Initially, it was seen in female clinical populations, but that was because a lot of the research tended to focus on females. We now know that there are limited to no gender differences when it comes to Imposterism. It’s easy to make that connection, to say that it’s women who experience it far more than men. But as a gender, and I say this very generally, women are more willing to talk about our feelings, we are more willing to have conversations about self-doubt, and this is connected to the way in which men and women are educated and socialised. I think men don’t report it overtly as much. When men are studied, however, they tend to report it, because those results are aggregated and confidential. When we tease it apart statistically we see there is no difference between men and women.
What are the implications of impostorism?
If it is not managed well, what the research has shown so far, in the workplace employees experiencing the imposter phenomenon tend to experience lower job satisfaction. And we have seen individuals staying within an organisation largely because they fear to lose the benefits of the role rather than benefiting from connecting with the organisation’s values. So there is a disconnect between being committed because you believe in the values of an organisation versus being committed purely because there’s too much to lose if you leave the organisation.

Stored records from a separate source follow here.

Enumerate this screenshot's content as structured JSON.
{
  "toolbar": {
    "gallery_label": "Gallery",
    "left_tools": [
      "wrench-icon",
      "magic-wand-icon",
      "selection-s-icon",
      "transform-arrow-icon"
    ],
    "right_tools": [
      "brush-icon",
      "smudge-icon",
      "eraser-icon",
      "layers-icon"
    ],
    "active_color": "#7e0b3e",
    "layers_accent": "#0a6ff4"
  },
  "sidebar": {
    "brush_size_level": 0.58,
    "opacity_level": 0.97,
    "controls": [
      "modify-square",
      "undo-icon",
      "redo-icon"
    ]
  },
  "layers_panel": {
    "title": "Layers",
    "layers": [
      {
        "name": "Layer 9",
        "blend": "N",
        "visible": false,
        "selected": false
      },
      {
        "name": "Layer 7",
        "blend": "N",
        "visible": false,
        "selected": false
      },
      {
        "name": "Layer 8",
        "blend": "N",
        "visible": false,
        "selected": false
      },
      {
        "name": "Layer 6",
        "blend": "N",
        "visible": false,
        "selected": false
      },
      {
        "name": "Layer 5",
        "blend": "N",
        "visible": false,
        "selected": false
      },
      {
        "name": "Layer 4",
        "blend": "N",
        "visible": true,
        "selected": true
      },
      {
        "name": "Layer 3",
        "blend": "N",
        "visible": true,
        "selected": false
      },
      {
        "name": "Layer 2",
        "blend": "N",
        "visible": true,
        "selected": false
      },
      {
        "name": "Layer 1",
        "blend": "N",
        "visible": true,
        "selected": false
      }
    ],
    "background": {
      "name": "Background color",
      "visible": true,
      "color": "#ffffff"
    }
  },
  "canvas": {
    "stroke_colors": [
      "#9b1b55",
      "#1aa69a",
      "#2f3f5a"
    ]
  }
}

The negative implications are that we could be potentially losing high performing individuals, next potential innovators, next CEOs, but because of the self-doubt they are not putting themselves in a position to succeed. Or they may leave the organisation because it’s just too overwhelming. That’s costly to the organisation, losing that person, replacing that person, rather than fostering that individual to grow and to succeed and to continue to contribute to that organisation. And in terms of the experience for the individual. It can be linked to anxiety and depression and these could be at clinical levels. If they’re not reporting it or getting help, there could be challenges for that individual which could have very negative ramifications.

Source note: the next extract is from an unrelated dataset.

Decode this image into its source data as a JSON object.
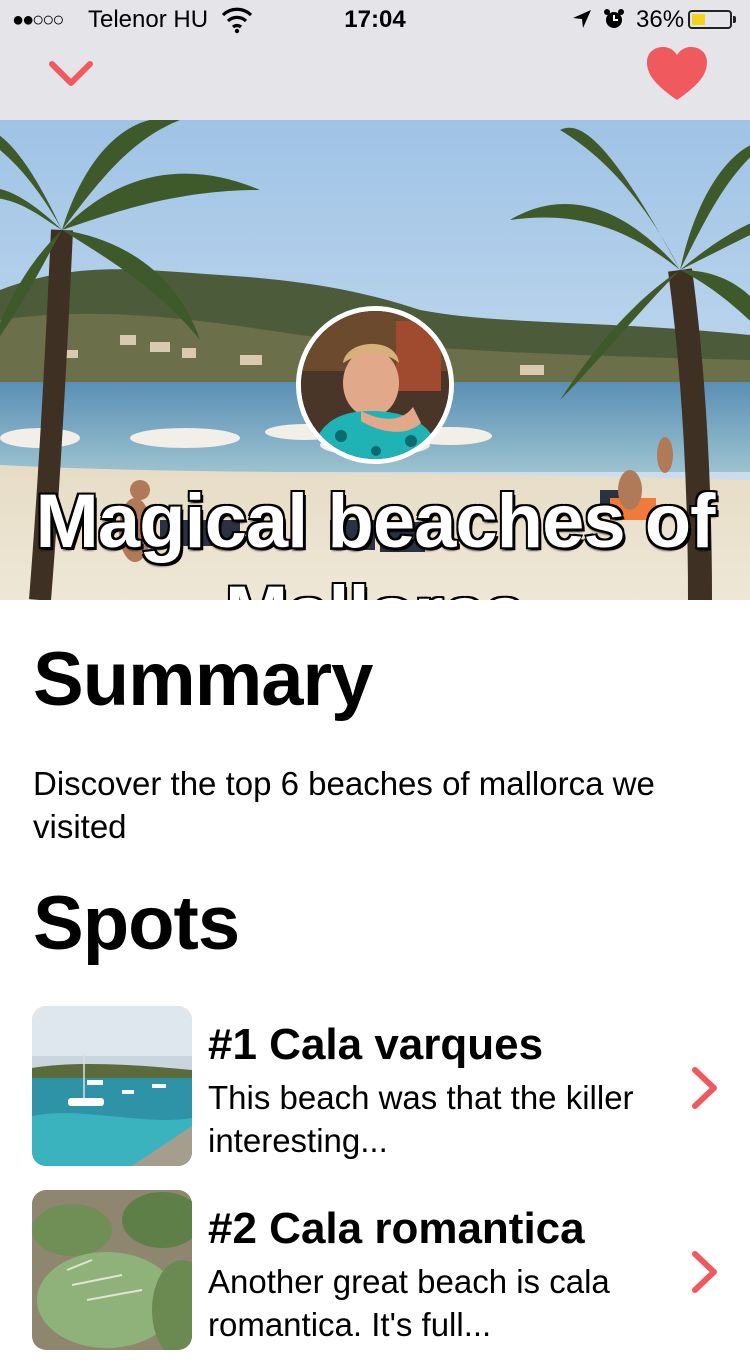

How can we prevent it? What is being done?
Within this research area, there are no research projects which have looked at actual interventions. I only know of one study, which looked at perceived organisational support. The organisation supplied descriptions of support employees could have and looked at how that employee would feel if they got that support. Individuals who experienced impostorism, felt better if those mechanisms were in place. At this stage, there’s no actual programs, no specific training that’s been shown to work. But in my mind, if an individual is experiencing impostorism a lot, there needs to be good support systems around them. They need to have sufficient self-awareness to know it’s impacting them and they need to go out and get help. Or the support system around them needs to recognise they’re struggling, see they have potential and are able to offer sufficient support. My hope for the future is that there will be strongly backed evidence-based interventions on how to deal with it.
Have you had any surprises in your research?
My results from my first study indicate that impostorism and perfectionism correlate highly. Which leads to the question, are they two separate constructs or are they the same thing? That’s controversial. Imposter research started in the late 70s and no one has questioned if it’s distinct or if it comes under another umbrella which could be perfectionism. So I haven’t finished data collection for study 2 yet, but when I do we will have an answer to the question whether it is distinct or not.
By Barbara Harvey
Karina Mak, Imposterism Researcher and Psychologist